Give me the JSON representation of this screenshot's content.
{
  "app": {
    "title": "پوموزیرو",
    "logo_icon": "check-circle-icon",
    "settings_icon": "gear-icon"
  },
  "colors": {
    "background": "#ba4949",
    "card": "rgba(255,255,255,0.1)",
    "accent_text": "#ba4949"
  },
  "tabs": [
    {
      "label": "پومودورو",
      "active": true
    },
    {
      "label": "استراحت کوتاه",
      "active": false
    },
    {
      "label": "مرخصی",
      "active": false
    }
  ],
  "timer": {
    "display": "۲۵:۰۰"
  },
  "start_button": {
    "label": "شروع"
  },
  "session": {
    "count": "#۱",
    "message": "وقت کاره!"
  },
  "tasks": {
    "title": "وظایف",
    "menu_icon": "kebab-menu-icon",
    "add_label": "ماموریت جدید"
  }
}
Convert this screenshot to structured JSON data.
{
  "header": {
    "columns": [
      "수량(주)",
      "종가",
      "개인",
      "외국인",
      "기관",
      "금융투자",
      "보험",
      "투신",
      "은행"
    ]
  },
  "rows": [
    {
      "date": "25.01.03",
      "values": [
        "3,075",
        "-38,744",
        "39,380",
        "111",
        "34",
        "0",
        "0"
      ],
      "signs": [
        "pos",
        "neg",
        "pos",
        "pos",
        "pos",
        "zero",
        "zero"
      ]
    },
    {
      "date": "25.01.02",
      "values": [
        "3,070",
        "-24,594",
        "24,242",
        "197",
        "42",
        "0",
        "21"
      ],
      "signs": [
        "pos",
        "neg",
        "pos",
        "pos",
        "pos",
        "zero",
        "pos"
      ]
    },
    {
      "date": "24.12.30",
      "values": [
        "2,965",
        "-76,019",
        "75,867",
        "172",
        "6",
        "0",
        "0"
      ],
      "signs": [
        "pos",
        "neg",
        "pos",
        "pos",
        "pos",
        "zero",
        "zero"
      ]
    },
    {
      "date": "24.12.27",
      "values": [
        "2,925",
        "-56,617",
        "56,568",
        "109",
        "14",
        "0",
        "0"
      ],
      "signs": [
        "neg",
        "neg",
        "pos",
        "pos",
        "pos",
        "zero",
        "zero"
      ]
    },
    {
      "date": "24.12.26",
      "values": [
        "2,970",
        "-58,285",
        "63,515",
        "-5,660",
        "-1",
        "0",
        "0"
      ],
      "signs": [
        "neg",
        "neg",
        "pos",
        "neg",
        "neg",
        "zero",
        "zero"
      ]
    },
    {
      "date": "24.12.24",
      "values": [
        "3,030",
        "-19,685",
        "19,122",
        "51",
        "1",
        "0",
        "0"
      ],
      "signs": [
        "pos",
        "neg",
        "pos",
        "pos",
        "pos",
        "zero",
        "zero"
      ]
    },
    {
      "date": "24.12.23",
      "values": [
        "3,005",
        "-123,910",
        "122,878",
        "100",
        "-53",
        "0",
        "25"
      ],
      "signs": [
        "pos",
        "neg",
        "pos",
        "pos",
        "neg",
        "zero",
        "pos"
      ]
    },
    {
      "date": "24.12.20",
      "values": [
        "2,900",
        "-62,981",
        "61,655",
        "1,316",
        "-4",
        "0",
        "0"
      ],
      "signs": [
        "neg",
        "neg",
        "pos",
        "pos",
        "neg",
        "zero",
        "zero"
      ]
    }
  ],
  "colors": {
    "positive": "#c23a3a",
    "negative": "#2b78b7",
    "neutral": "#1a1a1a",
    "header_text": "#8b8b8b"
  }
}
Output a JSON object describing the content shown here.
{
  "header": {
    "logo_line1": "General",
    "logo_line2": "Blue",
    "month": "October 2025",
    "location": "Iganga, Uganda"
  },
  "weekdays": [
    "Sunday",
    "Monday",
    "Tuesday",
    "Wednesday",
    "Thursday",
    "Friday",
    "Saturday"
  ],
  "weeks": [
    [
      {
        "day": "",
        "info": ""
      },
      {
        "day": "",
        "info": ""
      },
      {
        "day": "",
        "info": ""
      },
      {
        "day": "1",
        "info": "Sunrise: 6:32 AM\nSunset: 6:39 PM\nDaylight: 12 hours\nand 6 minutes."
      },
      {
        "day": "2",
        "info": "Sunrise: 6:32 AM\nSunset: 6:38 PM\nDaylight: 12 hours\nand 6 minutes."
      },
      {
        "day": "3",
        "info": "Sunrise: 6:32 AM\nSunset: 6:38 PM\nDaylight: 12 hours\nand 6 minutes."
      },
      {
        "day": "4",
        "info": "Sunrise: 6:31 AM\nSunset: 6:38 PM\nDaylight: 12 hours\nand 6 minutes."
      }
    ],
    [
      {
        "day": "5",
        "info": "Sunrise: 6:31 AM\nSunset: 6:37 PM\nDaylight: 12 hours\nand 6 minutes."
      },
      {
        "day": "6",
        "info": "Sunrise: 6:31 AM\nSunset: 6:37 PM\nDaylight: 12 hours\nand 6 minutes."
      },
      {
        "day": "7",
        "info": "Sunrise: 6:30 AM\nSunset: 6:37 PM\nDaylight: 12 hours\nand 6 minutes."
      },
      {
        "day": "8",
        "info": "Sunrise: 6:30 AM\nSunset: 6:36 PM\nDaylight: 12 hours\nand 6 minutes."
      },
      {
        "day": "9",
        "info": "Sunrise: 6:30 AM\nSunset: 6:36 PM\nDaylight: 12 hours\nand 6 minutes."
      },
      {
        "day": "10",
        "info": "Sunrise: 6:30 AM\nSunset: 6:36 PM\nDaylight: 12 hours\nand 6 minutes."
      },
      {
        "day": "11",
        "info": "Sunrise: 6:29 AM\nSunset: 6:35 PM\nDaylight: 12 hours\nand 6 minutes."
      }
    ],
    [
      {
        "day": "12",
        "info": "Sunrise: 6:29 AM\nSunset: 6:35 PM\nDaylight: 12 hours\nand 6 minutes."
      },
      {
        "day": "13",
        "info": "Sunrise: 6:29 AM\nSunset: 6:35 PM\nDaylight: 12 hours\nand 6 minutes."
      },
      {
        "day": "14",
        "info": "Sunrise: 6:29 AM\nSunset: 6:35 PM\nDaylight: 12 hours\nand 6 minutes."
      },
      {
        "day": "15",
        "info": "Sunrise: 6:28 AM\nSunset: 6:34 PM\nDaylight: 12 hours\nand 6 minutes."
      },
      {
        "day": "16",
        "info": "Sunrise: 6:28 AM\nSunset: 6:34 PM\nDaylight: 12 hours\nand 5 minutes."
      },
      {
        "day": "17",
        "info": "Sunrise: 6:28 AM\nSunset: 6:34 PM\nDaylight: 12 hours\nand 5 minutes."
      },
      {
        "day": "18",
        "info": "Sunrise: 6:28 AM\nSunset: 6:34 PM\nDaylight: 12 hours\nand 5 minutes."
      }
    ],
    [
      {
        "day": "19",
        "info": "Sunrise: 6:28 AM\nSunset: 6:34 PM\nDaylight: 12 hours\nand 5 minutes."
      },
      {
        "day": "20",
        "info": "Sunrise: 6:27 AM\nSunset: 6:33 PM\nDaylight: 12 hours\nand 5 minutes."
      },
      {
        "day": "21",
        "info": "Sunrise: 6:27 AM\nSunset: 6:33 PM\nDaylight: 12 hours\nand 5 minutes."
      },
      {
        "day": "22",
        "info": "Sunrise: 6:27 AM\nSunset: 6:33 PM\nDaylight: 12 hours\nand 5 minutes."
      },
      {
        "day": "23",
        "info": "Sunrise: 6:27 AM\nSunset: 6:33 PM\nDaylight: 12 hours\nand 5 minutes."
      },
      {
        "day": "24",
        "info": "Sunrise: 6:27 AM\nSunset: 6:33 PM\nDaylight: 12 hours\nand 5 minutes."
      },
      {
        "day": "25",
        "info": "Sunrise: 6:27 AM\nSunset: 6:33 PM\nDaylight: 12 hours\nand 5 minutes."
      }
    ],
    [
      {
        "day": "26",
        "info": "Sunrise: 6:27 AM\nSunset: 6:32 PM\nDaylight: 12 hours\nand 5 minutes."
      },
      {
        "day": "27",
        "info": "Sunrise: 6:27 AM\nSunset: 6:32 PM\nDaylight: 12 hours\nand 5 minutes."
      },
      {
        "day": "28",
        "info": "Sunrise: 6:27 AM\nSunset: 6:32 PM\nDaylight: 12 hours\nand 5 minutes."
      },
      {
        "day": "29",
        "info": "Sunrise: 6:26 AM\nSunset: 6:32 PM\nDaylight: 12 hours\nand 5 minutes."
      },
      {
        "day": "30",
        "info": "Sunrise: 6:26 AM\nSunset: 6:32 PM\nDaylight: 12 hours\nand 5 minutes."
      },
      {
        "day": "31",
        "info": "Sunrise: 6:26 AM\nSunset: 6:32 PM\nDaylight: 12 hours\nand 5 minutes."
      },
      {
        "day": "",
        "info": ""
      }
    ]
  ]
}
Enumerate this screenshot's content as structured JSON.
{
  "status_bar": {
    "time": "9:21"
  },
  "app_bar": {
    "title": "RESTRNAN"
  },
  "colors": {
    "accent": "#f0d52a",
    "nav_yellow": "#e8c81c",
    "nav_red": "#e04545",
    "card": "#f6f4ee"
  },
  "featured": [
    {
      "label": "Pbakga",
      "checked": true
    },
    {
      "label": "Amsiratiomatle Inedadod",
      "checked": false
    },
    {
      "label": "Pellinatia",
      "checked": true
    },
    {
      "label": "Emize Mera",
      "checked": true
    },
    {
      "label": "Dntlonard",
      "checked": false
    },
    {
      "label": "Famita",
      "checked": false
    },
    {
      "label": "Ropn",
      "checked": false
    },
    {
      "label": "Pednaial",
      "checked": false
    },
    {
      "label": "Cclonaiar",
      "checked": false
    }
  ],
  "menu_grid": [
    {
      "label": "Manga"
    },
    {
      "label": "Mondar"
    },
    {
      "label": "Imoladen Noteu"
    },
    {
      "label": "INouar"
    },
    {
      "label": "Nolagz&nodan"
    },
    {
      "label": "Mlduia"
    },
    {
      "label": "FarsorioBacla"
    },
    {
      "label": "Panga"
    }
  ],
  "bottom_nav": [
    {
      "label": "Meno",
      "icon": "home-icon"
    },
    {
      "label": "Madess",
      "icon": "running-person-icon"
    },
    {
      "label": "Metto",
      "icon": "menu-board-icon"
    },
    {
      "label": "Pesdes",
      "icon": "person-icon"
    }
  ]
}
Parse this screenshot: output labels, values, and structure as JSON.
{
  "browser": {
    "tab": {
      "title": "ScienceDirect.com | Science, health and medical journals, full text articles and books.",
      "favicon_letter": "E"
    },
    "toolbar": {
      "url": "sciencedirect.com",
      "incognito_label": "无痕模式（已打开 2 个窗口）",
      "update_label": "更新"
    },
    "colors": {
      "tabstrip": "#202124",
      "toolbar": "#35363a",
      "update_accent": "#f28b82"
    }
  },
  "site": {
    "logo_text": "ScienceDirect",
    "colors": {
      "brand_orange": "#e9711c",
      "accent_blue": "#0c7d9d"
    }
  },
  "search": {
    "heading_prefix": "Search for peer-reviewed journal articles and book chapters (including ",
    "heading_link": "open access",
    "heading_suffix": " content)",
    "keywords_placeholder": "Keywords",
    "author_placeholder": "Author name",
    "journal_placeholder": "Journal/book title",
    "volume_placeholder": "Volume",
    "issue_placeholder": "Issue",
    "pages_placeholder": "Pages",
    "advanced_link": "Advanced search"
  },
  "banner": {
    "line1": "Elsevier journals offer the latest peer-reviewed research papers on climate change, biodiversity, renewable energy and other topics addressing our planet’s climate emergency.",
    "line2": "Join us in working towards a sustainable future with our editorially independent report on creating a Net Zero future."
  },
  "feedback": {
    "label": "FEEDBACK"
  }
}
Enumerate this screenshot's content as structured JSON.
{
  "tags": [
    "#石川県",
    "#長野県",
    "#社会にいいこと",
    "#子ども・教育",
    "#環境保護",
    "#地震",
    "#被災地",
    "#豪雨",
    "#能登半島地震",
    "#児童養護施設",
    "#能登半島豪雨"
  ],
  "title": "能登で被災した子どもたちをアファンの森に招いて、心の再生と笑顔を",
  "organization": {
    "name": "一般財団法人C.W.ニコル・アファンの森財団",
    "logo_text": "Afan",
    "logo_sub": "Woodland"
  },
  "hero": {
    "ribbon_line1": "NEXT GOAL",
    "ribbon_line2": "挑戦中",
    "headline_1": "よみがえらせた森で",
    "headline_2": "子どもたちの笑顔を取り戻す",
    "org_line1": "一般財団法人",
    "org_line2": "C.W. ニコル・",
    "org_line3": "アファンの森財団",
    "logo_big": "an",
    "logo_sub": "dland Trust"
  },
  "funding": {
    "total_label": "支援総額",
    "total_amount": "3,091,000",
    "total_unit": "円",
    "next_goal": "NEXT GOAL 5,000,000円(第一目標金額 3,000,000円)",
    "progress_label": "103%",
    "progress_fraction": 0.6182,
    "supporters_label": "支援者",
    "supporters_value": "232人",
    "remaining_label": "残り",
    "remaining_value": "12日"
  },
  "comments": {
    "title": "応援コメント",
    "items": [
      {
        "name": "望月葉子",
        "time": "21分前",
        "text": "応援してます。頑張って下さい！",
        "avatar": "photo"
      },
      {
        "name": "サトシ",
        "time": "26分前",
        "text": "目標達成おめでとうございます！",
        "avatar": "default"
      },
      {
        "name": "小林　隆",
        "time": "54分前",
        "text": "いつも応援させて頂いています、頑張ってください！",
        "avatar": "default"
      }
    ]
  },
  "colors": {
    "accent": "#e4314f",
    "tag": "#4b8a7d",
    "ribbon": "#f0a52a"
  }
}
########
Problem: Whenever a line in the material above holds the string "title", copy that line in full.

Answer for this exercise:
    "title": "پوموزیرو",
    "title": "وظایف",
    "title": "RESTRNAN"
      "title": "ScienceDirect.com | Science, health and medical journals, full text articles and books.",
    "journal_placeholder": "Journal/book title",
  "title": "能登で被災した子どもたちをアファンの森に招いて、心の再生と笑顔を",
    "title": "応援コメント",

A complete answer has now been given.